How I used forensic science in my murder mystery novel.
Todays' blog post is about how I used forensic science in my murder mystery novel.
I loved doing the research for the cause of death in THE WIDOW CATCHER. What I learned is that they call it Forensic Science for a reason, because the rules of death are grounded in absolutes. If too much blood is lost, a person dies. If too many internal organs are damaged, a person dies. If there is no oxygen, a person dies.
In thrillers and mysteries, unless there is a supernatural element, we rarely have scope for miraculous recoveries. People may survive gunshot wounds, but they cannot dodge bullets. People may survive being held underwater for a period of time, but they cannot breathe underwater. I typically write fantasy and science fiction, so writing THE WIDOW CATCHER made for some interesting writing when I searched for ways in which the protagonist would kill his victim while abiding by the rules of death in the natural world.
I turned to my trusty ‘Encyclopedia of Forensic Science’ written by Brian Lane. I bought this book many years ago, 2004 from the date on the front cover, and I have been dying (excuse the pun) to use it. Here are two pieces of information that I found particularly interesting.
CAUSE OF DEATH
Coma is a failure of the brain – such as bludgeoning in the case of homicide, narcotics, hemorrhage.
Syncope is a failure of the heart – such as natural failure or homicidal as a result of poisoning or extensive injury.
Asphyxia is a failure of the lung – such as drowning or strangulation, poisoning, paralysis of the lungs due to electric shock.

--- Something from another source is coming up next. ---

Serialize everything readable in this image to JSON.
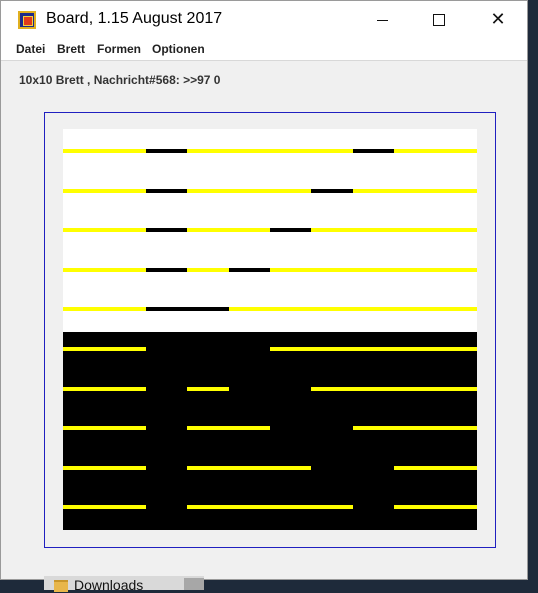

The killer in THE WIDOW CATCHER used passive methods of murder to rid himself of his obstacles, so as not to dirty his hands. In the planned follow-up book THE THIEF CATCHER, the killer will be certainly getting his, or her, hands dirty.